Less than two years after local media uncovered dangerous conditions in trucks transporting perishable food, and a year after a state law went into effect to crack down on shippers, police say more than 200 pounds of food headed to central Indiana restaurants was destroyed after it was found leaking from the back of a tractor-trailer.

According to TheIndyChannel, a trooper stopped the truck on Interstate 74 near the 153 mile marker in Ripley County just after 9 a.m. Saturday for a MelonTruckstraffic violation.

As the driver, Jerome Upshaw, 46, of Cincinnati, drove toward a rest area for a commercial vehicle inspection, the trooper noticed a brown liquid dripping from the back of the semi, police said.

Inside the trailer, the trooper found open boxes of vegetables sitting on boxes of chicken, as well as raw chicken sitting on open boxes of vegetables, police said.

The Ripley County Health Department reported 16 packages of broccoli, egg roll filling, poultry and cabbage were unfit for human consumption due to unsafe handling and cross contamination issues, and 200 pounds of food was destroyed.

The truck was set to make deliveries to Chinese restaurants in Mooresville, Avon, Plainfield and Indianapolis, police said.

The driver was also cited for 11 minor commercial vehicle violations.

13 Investigates find feds ignoring hot trucks

As Indiana State Police find more shocking cases of spoiled and contaminated food heading to Indiana restaurants, 13 Investigates has discovered how food distribution companies get away with it. A six-month Eyewitness News investigation reveals the people who are supposed to be protecting you from this dangerous food have been looking the other way, putting millions of families at risk.

Hundreds of miles from Indiana, the chairman of the House Energy and Commerce Subcommittee on Health sits in his Capitol Hill office, shaking his head.

"Enough is enough. I want action now!" says Joseph Pitts (R-Pennsylvania).

Pitts comments came after he watched WTHR video showing truckloads of spoiled and dangerous food heading to Indiana restaurants and grocery stores.

The powerful Congressman says seeing graphic video of contaminated food in transport makes him angry, but he is even more aggravated that more hasn’t been done to stop it.

Last week, Trooper David Eggers stopped a truck that was speeding near the town of Kentland in northwest Indiana. Inside the truck, he found boxes full of contaminated food.

"Fluids from chicken and beef and pork were running onto the floor, and we found fluids from beef on vegetables," Eggers told Eyewitness News.

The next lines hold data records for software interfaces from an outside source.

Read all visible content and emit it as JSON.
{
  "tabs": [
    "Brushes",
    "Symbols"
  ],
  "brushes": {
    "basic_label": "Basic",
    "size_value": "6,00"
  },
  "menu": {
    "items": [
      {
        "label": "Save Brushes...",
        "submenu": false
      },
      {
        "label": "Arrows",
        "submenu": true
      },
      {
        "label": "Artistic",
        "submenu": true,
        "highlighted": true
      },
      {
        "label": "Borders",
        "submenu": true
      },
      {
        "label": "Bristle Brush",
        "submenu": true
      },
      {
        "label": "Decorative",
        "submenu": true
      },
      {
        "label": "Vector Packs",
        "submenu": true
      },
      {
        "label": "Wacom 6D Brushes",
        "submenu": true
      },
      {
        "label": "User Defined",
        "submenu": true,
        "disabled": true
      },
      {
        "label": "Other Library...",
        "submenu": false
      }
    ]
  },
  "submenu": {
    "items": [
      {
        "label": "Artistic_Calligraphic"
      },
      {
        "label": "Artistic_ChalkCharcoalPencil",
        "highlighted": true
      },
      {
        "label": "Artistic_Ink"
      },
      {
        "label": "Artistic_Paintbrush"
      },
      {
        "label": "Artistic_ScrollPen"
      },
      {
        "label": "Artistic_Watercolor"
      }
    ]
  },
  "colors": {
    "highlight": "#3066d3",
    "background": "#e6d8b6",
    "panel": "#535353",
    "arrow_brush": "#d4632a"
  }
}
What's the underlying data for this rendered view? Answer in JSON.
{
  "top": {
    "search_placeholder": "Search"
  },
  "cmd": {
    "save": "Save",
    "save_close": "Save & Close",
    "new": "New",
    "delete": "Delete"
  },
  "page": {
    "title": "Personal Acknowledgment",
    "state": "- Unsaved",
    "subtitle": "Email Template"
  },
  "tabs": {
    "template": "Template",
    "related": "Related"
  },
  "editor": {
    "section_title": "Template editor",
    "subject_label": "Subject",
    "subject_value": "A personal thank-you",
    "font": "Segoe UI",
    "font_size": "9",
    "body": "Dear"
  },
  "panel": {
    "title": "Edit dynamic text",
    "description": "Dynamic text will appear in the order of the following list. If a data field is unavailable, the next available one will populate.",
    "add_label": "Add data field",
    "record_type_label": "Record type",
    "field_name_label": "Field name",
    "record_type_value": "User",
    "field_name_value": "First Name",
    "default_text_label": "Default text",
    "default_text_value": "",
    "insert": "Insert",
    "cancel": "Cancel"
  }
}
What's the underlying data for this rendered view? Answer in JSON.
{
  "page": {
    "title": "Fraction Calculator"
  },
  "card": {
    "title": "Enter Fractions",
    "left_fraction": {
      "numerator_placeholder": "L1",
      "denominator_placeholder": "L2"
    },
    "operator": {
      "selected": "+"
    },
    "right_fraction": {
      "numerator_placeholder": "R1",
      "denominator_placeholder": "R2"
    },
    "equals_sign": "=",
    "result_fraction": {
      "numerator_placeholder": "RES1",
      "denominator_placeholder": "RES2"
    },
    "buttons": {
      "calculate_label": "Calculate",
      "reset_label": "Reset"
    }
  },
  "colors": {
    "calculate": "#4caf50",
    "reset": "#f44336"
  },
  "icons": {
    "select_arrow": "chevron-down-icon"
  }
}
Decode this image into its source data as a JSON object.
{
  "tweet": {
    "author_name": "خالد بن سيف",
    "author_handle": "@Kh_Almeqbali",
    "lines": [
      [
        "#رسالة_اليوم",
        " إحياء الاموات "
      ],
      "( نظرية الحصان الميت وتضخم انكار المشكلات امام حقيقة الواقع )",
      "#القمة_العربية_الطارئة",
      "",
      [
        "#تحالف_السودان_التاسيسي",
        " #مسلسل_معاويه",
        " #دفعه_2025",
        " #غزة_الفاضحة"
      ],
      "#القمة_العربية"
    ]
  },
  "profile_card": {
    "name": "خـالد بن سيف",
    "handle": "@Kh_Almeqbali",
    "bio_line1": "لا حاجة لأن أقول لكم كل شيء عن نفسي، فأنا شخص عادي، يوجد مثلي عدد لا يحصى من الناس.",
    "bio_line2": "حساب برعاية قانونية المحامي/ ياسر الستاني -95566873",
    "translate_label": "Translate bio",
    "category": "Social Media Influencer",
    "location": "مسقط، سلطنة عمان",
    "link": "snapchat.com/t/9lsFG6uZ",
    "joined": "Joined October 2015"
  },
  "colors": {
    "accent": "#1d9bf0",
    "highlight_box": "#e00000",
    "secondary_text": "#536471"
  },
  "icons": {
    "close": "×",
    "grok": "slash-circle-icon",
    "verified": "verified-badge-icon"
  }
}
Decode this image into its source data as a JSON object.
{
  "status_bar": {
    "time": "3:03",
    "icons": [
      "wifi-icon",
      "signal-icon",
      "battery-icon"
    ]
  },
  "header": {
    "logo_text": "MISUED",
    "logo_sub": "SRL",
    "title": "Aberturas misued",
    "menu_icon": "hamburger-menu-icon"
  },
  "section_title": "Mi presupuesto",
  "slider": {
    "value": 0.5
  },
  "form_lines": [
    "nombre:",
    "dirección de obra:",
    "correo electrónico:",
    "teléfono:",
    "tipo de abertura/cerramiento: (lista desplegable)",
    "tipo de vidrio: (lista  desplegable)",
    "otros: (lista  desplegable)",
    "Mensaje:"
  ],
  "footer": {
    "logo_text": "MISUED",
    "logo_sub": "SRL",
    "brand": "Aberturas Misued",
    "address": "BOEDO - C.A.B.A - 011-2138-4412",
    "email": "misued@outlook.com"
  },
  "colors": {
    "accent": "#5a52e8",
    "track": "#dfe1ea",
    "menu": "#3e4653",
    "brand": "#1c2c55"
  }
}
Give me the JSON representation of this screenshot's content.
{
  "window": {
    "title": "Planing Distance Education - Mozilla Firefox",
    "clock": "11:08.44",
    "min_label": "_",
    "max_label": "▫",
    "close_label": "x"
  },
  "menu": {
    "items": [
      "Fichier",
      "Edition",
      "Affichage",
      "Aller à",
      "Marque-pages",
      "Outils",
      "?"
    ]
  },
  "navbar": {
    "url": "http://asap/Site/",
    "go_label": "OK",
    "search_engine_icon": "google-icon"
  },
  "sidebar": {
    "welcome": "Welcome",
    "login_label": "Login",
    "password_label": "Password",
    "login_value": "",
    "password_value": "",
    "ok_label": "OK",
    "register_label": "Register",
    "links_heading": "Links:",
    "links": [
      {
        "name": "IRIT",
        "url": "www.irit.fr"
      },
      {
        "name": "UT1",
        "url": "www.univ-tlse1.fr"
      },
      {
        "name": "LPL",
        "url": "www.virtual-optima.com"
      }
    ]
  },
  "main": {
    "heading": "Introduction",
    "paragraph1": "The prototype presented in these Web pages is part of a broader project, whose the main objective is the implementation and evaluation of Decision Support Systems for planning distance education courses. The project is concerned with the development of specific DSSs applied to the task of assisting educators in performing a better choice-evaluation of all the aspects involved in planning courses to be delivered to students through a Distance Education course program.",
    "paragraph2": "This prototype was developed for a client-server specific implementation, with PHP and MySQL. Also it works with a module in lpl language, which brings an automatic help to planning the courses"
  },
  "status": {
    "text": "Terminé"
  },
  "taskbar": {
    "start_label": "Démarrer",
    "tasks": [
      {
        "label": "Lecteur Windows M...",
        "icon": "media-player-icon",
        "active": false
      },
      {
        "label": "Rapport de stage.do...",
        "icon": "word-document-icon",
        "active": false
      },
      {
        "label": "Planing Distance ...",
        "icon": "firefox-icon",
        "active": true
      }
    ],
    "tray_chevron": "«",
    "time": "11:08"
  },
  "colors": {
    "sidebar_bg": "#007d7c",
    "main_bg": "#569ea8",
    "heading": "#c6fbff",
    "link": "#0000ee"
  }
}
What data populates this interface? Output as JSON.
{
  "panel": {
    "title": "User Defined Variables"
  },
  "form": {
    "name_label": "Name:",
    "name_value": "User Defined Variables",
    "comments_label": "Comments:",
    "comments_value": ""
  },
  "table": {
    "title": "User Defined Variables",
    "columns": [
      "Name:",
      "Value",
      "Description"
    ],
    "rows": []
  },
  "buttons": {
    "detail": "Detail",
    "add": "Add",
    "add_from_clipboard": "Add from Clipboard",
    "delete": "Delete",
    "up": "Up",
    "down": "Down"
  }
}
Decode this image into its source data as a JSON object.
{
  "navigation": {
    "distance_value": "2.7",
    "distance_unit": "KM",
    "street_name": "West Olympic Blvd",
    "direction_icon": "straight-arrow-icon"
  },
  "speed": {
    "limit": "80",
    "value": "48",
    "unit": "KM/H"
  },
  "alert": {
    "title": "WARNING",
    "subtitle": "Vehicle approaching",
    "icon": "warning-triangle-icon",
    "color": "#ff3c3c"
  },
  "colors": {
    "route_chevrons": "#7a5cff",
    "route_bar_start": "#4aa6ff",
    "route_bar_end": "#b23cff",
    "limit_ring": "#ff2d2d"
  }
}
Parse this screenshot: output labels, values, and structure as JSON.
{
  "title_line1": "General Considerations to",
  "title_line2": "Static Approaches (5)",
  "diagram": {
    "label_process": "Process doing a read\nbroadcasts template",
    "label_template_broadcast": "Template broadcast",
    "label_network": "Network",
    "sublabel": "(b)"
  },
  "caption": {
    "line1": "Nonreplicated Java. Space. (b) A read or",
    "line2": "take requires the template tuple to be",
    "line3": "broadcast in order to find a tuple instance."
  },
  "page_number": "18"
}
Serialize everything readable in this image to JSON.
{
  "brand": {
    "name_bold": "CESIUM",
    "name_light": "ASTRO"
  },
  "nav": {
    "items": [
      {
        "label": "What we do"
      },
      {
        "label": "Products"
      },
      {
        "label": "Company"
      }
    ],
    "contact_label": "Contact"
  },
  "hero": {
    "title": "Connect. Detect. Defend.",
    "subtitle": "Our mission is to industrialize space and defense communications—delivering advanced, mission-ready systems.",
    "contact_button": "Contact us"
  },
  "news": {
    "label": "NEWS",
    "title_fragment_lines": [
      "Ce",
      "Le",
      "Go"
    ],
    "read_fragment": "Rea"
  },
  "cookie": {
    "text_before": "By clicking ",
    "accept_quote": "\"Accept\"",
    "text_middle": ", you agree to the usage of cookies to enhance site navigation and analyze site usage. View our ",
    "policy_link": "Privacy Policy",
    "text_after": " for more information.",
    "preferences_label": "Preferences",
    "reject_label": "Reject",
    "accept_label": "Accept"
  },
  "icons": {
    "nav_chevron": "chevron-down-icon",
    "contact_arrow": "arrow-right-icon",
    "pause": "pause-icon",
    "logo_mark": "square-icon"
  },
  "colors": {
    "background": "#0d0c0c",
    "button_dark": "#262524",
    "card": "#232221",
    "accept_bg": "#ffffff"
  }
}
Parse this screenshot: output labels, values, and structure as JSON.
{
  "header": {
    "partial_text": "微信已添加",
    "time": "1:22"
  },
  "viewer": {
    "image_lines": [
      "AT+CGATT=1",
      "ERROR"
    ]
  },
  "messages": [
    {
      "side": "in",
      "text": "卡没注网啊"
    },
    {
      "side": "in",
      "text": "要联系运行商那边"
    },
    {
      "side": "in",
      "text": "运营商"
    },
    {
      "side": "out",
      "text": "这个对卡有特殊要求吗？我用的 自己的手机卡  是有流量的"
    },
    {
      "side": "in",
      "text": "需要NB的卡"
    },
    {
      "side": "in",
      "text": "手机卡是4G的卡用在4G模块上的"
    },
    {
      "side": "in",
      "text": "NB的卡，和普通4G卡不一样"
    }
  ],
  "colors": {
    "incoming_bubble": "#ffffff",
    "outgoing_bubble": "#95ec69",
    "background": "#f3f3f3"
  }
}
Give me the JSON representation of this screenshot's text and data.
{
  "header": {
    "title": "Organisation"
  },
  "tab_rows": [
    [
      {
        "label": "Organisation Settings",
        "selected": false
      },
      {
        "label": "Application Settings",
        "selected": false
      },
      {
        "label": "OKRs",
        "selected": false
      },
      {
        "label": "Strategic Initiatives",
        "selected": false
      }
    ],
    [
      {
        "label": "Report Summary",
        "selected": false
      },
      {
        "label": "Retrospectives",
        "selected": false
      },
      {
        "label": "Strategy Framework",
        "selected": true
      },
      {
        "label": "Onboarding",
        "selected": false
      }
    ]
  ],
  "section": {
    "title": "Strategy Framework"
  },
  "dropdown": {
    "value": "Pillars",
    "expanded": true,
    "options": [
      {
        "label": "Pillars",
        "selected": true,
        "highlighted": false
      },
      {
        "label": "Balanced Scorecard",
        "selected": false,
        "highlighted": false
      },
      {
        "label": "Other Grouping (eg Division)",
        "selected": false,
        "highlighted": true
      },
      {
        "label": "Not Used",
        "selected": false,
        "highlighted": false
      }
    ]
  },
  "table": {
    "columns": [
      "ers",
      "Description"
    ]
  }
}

WTHR was there to see the contaminated load up close. Eyewitness News cameras captured blood on the floor of the delivery truck – so much blood that it was flowing out onto the street below.

"These boxes are soaked through from blood," complained Newton County environmental health officer Jill Johnson as she inspected the load. "There’s raw meat together with vegetables – all moisture damaged – and the potential for cross contamination is very great," she said.